=== WORK TO COMPLETE ===
Return each line of the records holding the string "Everyday".
▬▬▬▬▬▬
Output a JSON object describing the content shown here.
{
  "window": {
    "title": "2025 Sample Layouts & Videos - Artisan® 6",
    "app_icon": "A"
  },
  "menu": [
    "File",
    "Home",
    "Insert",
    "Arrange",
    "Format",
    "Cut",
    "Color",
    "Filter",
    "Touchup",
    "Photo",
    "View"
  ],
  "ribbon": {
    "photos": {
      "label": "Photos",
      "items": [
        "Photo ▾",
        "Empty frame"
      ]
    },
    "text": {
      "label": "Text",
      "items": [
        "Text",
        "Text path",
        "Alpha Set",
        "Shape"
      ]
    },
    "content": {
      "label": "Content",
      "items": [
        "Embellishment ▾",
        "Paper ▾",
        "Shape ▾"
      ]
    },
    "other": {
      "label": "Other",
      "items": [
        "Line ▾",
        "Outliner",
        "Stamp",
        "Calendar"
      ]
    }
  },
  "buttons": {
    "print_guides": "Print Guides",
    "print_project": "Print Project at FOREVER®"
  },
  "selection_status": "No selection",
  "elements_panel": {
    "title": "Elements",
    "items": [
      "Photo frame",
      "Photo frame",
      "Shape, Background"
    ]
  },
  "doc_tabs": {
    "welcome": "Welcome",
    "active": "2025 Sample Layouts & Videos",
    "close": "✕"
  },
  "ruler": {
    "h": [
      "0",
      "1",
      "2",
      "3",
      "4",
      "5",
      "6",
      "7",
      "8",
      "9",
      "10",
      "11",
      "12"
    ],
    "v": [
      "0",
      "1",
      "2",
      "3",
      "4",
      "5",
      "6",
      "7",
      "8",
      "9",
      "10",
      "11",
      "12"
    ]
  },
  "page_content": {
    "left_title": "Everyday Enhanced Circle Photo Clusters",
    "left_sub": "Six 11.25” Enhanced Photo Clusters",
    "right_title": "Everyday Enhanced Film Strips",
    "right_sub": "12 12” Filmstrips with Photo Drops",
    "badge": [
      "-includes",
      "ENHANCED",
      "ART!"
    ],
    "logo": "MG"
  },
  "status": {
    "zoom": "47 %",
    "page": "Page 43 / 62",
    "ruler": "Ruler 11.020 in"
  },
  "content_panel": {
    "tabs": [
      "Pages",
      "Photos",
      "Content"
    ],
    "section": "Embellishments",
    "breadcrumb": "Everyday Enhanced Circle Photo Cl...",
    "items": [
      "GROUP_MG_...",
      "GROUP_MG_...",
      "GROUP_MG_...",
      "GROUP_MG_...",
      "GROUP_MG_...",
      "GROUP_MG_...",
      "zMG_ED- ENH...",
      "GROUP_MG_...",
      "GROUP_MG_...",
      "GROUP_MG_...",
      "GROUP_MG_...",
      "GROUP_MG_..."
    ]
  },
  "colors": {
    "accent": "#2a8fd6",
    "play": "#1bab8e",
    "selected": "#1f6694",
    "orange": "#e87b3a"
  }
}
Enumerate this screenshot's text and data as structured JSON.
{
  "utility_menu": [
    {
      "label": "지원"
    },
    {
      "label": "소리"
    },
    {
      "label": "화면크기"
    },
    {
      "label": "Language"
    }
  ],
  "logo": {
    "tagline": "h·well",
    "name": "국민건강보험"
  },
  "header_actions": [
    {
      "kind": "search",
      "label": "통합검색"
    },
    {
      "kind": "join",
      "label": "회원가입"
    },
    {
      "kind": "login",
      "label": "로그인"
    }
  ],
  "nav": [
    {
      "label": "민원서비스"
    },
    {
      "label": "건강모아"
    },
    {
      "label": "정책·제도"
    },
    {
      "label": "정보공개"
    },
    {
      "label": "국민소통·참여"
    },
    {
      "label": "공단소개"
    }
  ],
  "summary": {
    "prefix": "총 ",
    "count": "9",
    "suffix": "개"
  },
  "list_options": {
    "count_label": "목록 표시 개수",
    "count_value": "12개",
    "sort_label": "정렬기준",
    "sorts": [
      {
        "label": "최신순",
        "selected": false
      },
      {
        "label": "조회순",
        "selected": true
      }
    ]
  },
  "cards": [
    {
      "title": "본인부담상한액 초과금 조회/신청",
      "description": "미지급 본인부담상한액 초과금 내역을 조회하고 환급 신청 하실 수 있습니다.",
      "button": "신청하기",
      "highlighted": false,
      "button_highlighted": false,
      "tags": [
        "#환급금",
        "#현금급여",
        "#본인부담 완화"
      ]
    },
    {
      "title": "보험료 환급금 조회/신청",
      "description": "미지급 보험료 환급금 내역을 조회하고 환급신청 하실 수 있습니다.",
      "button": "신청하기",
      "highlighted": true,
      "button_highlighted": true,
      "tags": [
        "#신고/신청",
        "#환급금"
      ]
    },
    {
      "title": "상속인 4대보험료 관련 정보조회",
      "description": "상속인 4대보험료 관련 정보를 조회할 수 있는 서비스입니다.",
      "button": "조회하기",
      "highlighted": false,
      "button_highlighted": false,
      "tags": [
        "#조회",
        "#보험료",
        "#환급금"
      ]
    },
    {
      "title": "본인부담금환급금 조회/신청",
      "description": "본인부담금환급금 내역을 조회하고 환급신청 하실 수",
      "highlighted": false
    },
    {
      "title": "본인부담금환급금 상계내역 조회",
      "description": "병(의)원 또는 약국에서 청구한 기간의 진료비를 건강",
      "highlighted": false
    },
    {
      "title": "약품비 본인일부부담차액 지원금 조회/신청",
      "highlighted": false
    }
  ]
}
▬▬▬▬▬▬
=== RESPONSE ===
    "left_title": "Everyday Enhanced Circle Photo Clusters",
    "right_title": "Everyday Enhanced Film Strips",
    "breadcrumb": "Everyday Enhanced Circle Photo Cl...",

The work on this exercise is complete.